By Sarah Lalond

According to the American Psychological Association (APA), 61 percent of college students report feeling anxious. The percentage is likely higher, as these are the students who sought counseling and were able to report their feelings.

Stress is building on campuses nationwide and has increased 45 percent from the 2009-2010 academic year to 2014-2015 school year, according to the APA.

Tim Paquette, the Assistant Director of Counseling and Consultation Services, says that stress is evident when students aren’t sleeping well, eating on regular basis and are unable to concentrate.

A step to diffuse stress is to be committed to a regular schedule of eating and sleeping. It’s also important to be taking care of your physical and social health by exercising and spending time with friends.

This holistic approach to improving your mental health starts with knowing your limits and recognizing when you’ve reached them.

An unconventional way to reduce stress in your life is through mindful meditation. It involves consciously choosing to slow down and focus on the present by drawing your attention to your breath.

This rejuvenating type of mediation can help you set your priorities and manage stress. The Gender and Sexuality Resource Center (GSRC) and RecWell have group meditation during their Mindful Mondays at 5 p.m. in the GSRC conference room.

Part of dealing with stress is recognizing the impact of how your spend your time. While social media is an opportunity to keep up with long-distance friendships and laugh, there is a potential for negativity.

Students can get caught up in FOMO, or fear of missing out, which creates a dangerous cycle of obsession. Despite the connectivity social media can give us, it’s a poor substitute for having a face to face conversation.

It’s beneficial to not only recognize the effects of your actions and your feelings, but to be able to express them to another person. Deep, interpersonal conversations with a supportive friend can help you to figure out how to react to situations and talk through your stress.

NIU has a resource for stressed out students through Counseling and Consultation Services. Based on answers to a short questionnaire, students can be paired with someone from a diverse staff of psychologists, social workers and counselors, or placed in a group therapy setting.

The initial consultation is as “student friendly as possible,” Paquette said. There’s no need to call in advance. Walk-ins are welcome at Counseling and Consultation Services Monday through Friday from 8 a.m. to 4:30 p.m.

Taking the first step to diffuse stress is important, but so is being consistent.
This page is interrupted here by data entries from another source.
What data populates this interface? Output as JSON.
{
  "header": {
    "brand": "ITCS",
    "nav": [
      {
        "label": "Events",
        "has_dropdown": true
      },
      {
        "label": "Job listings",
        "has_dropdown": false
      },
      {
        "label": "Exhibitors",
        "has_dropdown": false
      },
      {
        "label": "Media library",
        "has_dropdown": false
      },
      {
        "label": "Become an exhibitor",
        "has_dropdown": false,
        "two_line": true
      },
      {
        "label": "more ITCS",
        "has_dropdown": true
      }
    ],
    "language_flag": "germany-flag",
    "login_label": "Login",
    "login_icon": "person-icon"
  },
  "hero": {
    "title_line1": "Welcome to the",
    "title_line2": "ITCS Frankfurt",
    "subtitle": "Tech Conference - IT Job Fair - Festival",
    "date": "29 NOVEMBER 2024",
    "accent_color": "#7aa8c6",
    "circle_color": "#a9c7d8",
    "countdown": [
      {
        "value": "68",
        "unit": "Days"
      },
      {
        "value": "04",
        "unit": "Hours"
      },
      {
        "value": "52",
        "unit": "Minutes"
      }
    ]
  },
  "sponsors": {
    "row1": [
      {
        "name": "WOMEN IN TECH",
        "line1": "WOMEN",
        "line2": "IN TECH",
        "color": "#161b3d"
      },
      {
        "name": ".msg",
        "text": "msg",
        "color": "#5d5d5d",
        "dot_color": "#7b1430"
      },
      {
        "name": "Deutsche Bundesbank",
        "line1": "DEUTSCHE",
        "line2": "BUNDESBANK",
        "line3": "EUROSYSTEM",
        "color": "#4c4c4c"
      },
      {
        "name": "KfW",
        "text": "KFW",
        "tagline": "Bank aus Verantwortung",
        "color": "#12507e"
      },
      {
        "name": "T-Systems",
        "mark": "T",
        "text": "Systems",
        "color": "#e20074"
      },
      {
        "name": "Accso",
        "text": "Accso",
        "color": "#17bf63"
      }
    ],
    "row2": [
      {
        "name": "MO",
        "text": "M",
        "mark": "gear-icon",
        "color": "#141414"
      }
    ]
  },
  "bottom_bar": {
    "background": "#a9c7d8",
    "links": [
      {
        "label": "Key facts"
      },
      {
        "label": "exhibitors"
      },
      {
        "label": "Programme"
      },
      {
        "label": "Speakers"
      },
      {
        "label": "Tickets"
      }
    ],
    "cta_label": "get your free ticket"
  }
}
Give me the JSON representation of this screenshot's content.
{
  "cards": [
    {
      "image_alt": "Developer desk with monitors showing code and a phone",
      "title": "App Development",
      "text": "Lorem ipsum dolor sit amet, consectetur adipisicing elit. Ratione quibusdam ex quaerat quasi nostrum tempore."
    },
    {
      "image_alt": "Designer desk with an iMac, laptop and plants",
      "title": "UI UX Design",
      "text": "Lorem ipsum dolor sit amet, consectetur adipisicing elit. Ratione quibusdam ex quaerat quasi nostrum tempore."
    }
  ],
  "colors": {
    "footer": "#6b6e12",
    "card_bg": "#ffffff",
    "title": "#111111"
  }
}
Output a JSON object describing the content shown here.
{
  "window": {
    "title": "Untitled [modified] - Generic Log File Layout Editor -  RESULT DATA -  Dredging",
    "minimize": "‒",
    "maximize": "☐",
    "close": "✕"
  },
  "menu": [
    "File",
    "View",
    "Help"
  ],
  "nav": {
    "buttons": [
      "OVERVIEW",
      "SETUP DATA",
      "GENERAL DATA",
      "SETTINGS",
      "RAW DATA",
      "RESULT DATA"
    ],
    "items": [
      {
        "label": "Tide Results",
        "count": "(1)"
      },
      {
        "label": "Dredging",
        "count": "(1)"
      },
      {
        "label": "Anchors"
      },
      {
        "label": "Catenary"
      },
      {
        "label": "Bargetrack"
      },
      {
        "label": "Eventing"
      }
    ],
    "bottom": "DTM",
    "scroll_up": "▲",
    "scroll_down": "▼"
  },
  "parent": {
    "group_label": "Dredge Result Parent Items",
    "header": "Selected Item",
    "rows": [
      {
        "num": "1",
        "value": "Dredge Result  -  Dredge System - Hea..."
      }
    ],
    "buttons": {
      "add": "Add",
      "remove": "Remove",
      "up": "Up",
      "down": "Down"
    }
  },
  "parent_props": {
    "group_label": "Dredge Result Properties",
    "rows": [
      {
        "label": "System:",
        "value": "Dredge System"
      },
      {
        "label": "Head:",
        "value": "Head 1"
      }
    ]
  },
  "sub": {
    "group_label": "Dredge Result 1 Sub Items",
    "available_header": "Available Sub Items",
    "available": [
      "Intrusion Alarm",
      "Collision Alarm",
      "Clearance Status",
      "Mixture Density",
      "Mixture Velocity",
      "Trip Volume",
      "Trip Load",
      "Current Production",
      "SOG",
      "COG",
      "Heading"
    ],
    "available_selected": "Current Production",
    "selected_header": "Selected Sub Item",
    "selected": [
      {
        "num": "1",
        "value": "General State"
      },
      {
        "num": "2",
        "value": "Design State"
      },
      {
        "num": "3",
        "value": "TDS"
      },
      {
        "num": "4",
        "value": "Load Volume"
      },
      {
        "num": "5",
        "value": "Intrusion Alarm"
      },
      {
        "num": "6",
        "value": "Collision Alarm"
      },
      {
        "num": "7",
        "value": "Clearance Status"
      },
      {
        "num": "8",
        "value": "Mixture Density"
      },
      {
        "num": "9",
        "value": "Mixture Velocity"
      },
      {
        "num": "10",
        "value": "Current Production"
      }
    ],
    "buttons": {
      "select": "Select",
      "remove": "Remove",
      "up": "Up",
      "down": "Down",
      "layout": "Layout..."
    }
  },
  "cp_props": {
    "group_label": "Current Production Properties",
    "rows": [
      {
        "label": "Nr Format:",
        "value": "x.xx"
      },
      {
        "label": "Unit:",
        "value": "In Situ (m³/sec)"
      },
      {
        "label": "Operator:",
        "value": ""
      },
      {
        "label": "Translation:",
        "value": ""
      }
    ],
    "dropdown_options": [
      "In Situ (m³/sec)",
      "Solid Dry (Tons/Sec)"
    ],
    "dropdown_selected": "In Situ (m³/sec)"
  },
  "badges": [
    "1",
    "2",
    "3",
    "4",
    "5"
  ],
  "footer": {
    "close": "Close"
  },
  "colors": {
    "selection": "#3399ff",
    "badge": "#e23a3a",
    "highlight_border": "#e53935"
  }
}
Even when life gets busy, prioritize setting aside time for self-reflection to stop the stress from becoming overwhelming.